───── Input data

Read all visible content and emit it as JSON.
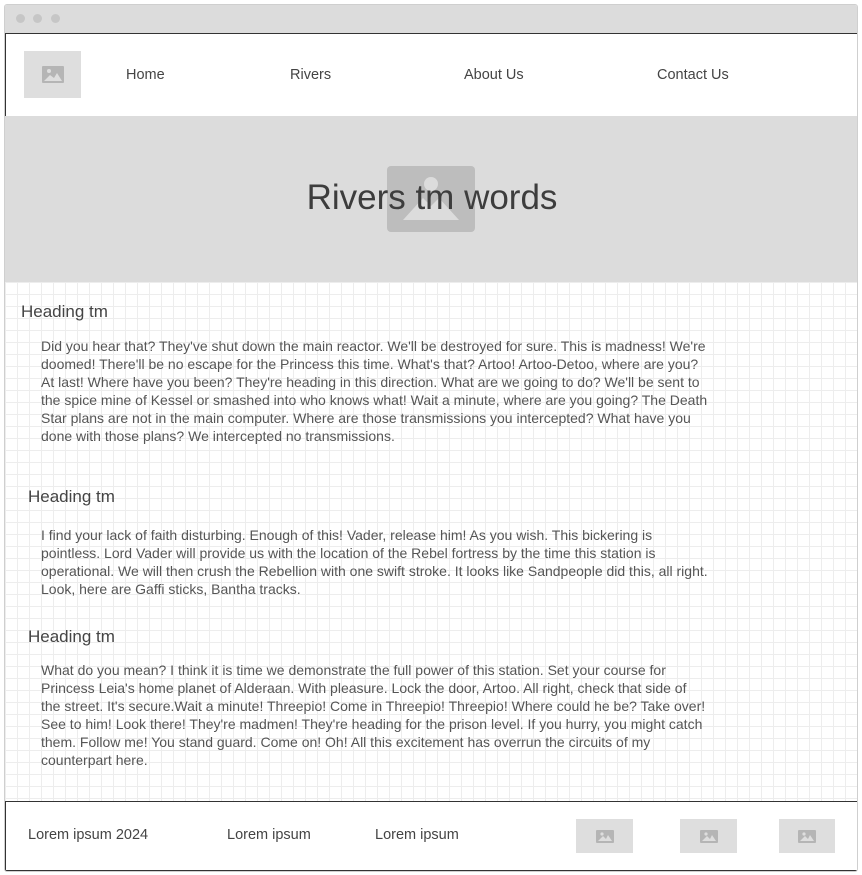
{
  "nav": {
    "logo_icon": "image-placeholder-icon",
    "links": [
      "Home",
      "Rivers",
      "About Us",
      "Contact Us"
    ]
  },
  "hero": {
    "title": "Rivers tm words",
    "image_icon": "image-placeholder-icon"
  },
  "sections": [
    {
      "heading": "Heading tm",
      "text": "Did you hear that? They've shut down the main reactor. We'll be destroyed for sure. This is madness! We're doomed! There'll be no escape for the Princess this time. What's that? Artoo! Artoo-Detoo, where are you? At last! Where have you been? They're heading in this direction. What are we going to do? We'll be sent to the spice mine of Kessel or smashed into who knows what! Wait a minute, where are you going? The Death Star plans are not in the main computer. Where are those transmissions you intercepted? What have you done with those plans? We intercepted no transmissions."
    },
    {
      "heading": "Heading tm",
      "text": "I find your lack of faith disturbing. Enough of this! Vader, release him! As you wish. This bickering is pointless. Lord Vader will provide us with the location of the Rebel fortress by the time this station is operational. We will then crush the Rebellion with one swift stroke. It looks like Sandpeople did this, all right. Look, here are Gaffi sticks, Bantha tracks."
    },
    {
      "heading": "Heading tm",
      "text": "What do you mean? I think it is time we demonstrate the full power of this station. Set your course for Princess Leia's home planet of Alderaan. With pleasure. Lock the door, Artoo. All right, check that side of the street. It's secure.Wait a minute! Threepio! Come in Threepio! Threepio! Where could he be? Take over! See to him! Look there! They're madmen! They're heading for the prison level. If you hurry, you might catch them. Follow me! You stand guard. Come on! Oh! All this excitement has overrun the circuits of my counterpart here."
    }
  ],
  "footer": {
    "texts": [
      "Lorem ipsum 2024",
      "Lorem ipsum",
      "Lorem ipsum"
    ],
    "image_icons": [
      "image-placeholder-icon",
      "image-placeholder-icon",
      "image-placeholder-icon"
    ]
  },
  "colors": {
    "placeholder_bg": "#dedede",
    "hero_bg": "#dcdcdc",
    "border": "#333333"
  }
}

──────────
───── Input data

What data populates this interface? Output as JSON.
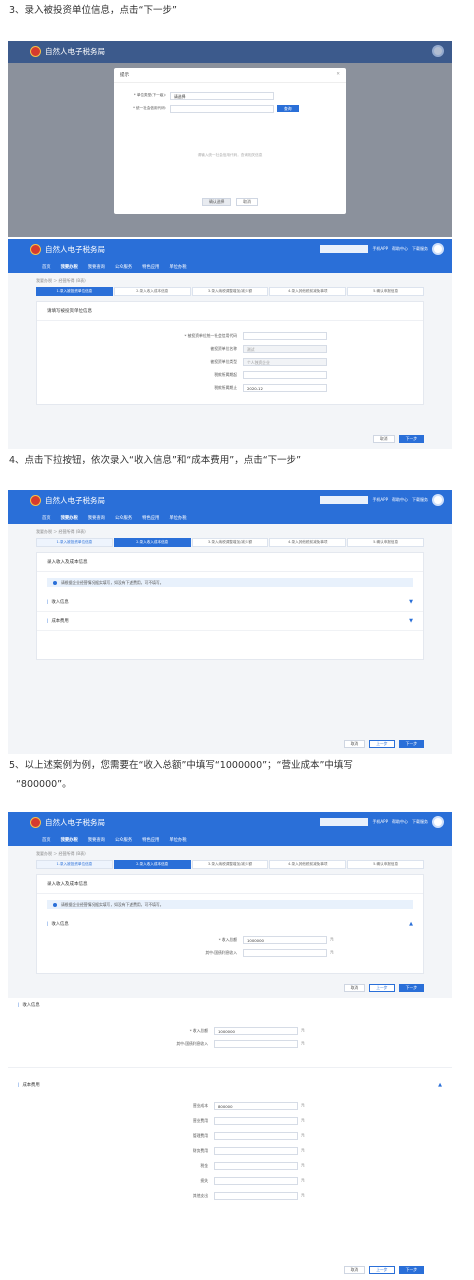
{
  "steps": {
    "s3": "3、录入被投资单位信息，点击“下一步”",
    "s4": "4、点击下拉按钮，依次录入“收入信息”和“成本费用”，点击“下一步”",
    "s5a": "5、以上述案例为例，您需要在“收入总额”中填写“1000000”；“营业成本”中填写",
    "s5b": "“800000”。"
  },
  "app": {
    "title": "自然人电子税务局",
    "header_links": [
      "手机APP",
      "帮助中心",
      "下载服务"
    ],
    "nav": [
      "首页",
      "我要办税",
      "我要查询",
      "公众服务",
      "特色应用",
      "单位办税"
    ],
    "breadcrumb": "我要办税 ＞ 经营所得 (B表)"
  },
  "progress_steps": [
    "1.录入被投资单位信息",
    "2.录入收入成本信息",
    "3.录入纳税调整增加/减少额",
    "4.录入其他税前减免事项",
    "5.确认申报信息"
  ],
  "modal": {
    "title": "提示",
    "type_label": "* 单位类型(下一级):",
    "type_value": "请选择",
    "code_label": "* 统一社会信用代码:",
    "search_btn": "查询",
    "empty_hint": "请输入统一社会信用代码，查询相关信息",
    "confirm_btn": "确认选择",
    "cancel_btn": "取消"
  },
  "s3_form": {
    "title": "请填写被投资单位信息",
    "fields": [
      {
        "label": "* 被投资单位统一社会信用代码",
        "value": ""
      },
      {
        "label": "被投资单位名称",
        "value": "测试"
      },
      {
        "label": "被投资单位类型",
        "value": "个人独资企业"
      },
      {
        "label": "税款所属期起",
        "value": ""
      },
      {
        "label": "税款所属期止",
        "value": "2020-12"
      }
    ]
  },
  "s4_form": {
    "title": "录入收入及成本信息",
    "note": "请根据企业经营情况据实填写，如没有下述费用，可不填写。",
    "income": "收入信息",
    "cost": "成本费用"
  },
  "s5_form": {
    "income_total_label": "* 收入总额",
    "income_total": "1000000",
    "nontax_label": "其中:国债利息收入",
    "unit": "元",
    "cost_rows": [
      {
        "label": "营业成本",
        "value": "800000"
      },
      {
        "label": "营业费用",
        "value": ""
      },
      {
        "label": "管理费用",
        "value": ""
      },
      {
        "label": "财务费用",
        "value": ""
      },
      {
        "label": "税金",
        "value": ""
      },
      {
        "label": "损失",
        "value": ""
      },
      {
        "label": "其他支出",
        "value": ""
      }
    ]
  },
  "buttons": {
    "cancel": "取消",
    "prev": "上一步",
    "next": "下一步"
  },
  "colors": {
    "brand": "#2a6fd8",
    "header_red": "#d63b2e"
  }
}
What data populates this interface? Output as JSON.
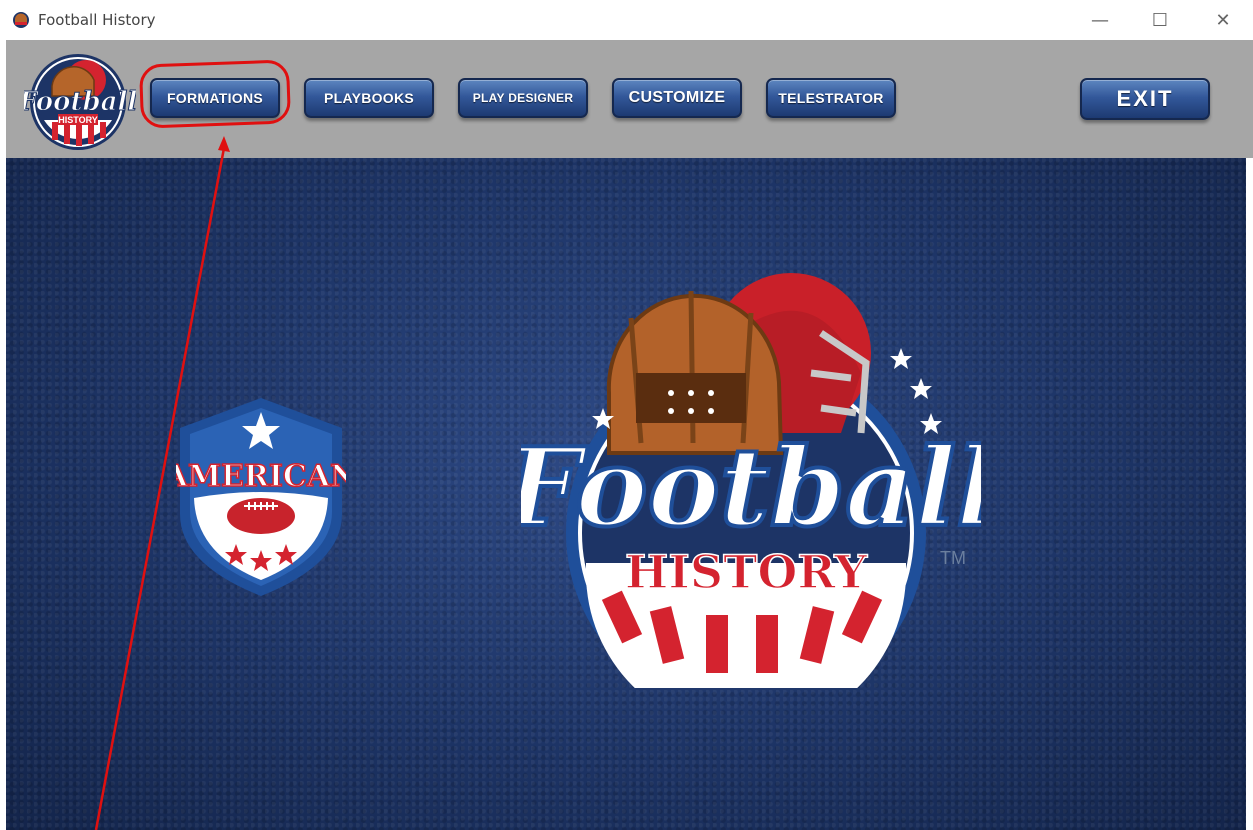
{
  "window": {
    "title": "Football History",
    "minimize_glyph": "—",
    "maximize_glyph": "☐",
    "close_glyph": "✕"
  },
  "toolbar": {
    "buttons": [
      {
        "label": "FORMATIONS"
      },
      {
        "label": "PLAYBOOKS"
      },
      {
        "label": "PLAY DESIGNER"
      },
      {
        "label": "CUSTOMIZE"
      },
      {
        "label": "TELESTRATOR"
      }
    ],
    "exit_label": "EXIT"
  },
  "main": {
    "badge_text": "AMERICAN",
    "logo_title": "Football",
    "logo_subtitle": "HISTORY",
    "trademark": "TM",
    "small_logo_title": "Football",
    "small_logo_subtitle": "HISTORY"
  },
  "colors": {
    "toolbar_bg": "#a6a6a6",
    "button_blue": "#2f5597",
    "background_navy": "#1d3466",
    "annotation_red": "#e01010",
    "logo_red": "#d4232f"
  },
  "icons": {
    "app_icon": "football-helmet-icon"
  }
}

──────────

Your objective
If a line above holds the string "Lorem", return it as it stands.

Your solution
      "Lorem ipsum 2024",
      "Lorem ipsum",
      "Lorem ipsum"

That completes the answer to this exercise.